At first glance, it may seem Christine Feuell took on a potentially thankless task when she jumped from a successful career with Honeywell to take the job as head of the Chrysler brand for Stellantis.
But less than a year into her new role, she’s making a case for having one of the best CEO jobs in one of America’s most important and exciting industries. And arguably, Feuell already has the long-neglected Chrysler brand back on the road to renewed relevance.
“Walter P. Chrysler said that the mission of Chrysler was to deliver quality, beauty, speed, comfort, style and power, all at an affordable price,” Feuell told Chief Executive. “That’s still what we’re setting out to do.”
Of course, few new brand executives have the luxury of reaching back for support to one of the titans of America’s industrial glory years. But Feuell also is trying to echo the founder’s success as well as demonstrate fealty to his philosophy. Sales of Chrysler’s sole viable vehicle, the Pacifica minivan, are up 26% so far this year in a revived vehicle segment whose overall sales have risen by 12%. She has solid plans to expand Chrysler’s vehicle lineup once again after decades of corporate neglect. And Feuell is working with Stellantis CEO Carlos Tavares to establish Chrysler as the corporate flagship for electrification.
Feuell is a former automotive hand, at Ford, and came back to the industry from stints at Johnson Controls and at Honeywell, with progressively greater responsibilities in sales, marketing, product management and P&L leadership. She established what Tavares called “a strong track record of delivering profitable growth through integrated products, software and services.”
“I showed I would bring a different kind of thinking to the business and the brand. I’m excited to be part of the revitalization of such an iconic brand, which I think we can grow and continue to differentiate.”
In returning to the auto industry to helm Chrysler, of course Feuell was well aware of the brand’s history, which included not just its founder but another legendary figure: Lee Iacocca. The inimitable marketeer famously said in Chrysler advertising in the 1980s, “If you can find a better car, buy it”—even though at the time the original member of Detroit’s Big Three triumvirate basically was wheezing along on plain-vanilla models known as “K cars.” Iacocca’s bluster kept the company alive.
Yet Iacocca also presided at that time over the introduction of the minivan, a concept hatched by a veteran auto executive, Hal Sperling, when he worked for Iacocca at Ford and then brought by Sperling to Chrysler. The minivan form—front-wheel drive, fuel-efficient engine, high ceilings and sliding side passenger doors (only one entry at first) was an immediate hit with American boomers building households and helped Chrysler limp along through various corporate manifestations in the years following. Its success also spawned many imitators.
But by two decades ago, the shine was off the minivan as millennials forming their own households largely disdained the kid-haulers of their youth.
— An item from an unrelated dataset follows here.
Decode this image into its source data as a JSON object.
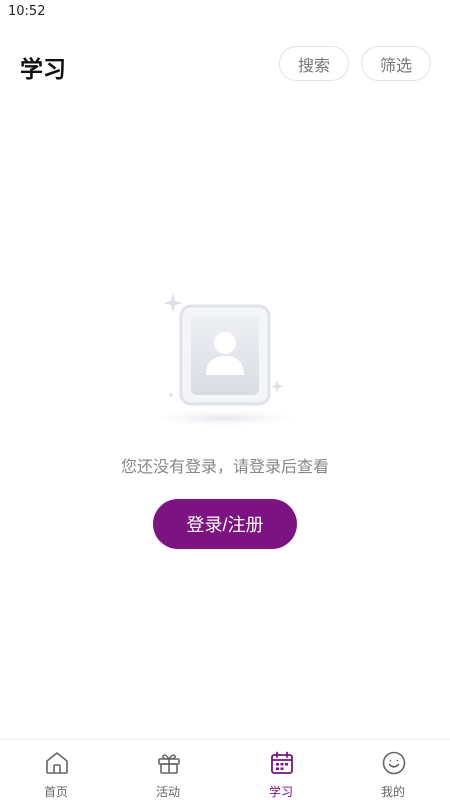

Little seemed able to stop minivans’ slide as large SUVs and crossovers picked up most of the trade from millennial parents.
At the same time, aging minivans were about all the Chrysler brand had as Fiat Chrysler, after the 2008 taxpayer bailout by U.S. taxpayers, paid more attention to expanding Jeep, burnishing a Ram pickup truck brand that it spun off from Dodge, and even turning Dodge into a muscle-car marque. The new Pacifica minivan several years ago helped the minivan remain relevant, at least, while the rest of Chrysler’s once-broad product lineup was allowed to deteriorate.
Until now, under Tavares and Feuell. Already, as she sets about trying to restore the Chrysler brand to its previous pinnacle, Feuell has put together these lessons that other brand CEOs can learn from:
• Covid narratives still resonate. Millennial parents and empty-nest boomers alike paid new attention to the minivan as a way to move about outside and appreciated its roominess and other amenities, similar to how tens of thousands of Americans became new buyers of recreational vehicles.
“The Pacifica provides great ergonomics, fantastic cargo capability, and a lot of versatility,” Feuell said. “And there’s renewed interest in comfort and the ease of exit.”
• Things come back. The superior practicality of Pacifica and other minivans carries increasing weight even with millennials who grew into adulthood thumbing their noses at the vehicle form. But Chrysler under Feuell also is recognizing that there are major cycles in such things, and the brand has launched marketing efforts that nod at these conflicted feelings in one of Pacifica’s crucial target groups.
• The electric path. Not only did Pacifica beat minivan competitors to the punch in offering a hybrid version, but Feuell said the brand will become Stellantis’s U.S. flagship in lineup electrification overall. At a time when not only the auto industry but many others are electrifying with speed in various ways, Feuell likes the fact that her brand is leading the way for the entire company.
• Iconic brands survive. The Chrysler brand has been beaten down and neglected but it’s still around and in good enough shape to present a credible case for revival. In fact, Feuell plans to preside over a re-expansion of the brand’s vehicle lineup that will include an SUV for the first time in eight years.
• You can come home again. “What [Tavares] told me about his investment in building Chrysler really interested me,” Feuell said. “And it’s a good time to come back to autos after 12 years away, at a time when technologies are all coming together to change the industry.